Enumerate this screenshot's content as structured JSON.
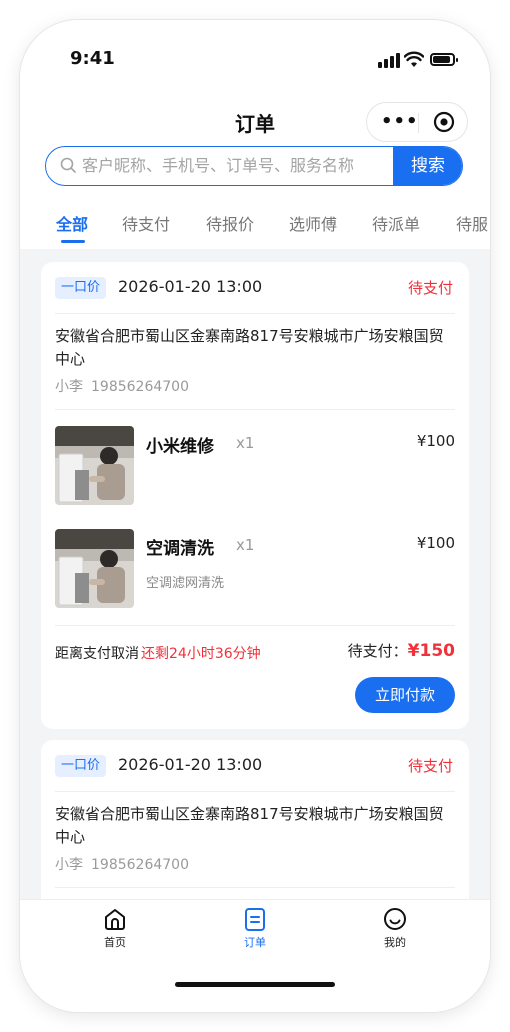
{
  "status_bar": {
    "time": "9:41"
  },
  "header": {
    "title": "订单",
    "more_icon": "more-dots-icon",
    "close_icon": "target-circle-icon"
  },
  "search": {
    "placeholder": "客户昵称、手机号、订单号、服务名称",
    "button_label": "搜索"
  },
  "tabs": [
    {
      "label": "全部",
      "active": true
    },
    {
      "label": "待支付"
    },
    {
      "label": "待报价"
    },
    {
      "label": "选师傅"
    },
    {
      "label": "待派单"
    },
    {
      "label": "待服"
    }
  ],
  "orders": [
    {
      "tag": "一口价",
      "time": "2026-01-20 13:00",
      "status": "待支付",
      "address": "安徽省合肥市蜀山区金寨南路817号安粮城市广场安粮国贸中心",
      "contact_name": "小李",
      "contact_phone": "19856264700",
      "items": [
        {
          "name": "小米维修",
          "qty": "x1",
          "price": "¥100",
          "sub": ""
        },
        {
          "name": "空调清洗",
          "qty": "x1",
          "price": "¥100",
          "sub": "空调滤网清洗"
        }
      ],
      "cancel_prefix": "距离支付取消",
      "cancel_remaining": "还剩24小时36分钟",
      "pay_label": "待支付：",
      "pay_amount": "¥150",
      "pay_button": "立即付款"
    },
    {
      "tag": "一口价",
      "time": "2026-01-20 13:00",
      "status": "待支付",
      "address": "安徽省合肥市蜀山区金寨南路817号安粮城市广场安粮国贸中心",
      "contact_name": "小李",
      "contact_phone": "19856264700"
    }
  ],
  "tabbar": [
    {
      "label": "首页",
      "icon": "home-icon"
    },
    {
      "label": "订单",
      "icon": "order-icon",
      "active": true
    },
    {
      "label": "我的",
      "icon": "smile-icon"
    }
  ],
  "colors": {
    "primary": "#1a6ff0",
    "danger": "#f0303a",
    "background": "#f3f4f6"
  }
}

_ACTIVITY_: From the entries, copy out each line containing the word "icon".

_ANSWER FOR THE TASK_:
    "more_icon": "more-dots-icon",
    "close_icon": "target-circle-icon"
      "icon": "home-icon"
      "icon": "order-icon",
      "icon": "smile-icon"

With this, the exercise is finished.